WHAT IS NEEDED
If a line below contains "CONTACT", add it to your tally, then answer with the tally alone.
┌─ STORED DATA
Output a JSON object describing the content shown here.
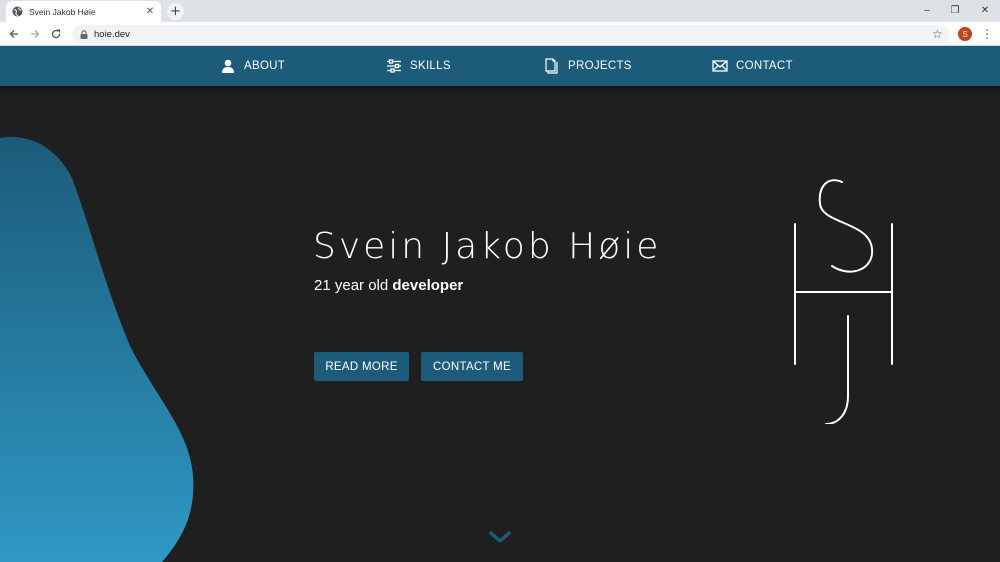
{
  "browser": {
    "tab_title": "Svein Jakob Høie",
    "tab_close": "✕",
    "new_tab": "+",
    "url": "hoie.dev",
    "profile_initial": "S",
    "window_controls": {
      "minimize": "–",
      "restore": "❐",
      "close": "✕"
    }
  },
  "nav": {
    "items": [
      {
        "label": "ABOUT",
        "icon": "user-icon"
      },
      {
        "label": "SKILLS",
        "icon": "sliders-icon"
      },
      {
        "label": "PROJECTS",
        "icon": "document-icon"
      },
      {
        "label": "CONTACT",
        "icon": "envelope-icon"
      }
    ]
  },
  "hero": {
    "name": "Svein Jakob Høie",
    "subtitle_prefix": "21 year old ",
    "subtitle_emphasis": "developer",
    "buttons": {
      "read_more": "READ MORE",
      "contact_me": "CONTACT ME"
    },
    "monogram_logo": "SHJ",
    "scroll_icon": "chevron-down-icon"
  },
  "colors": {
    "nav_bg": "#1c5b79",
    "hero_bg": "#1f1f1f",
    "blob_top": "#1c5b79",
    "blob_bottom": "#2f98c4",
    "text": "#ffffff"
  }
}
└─
RESPONSE BELOW
2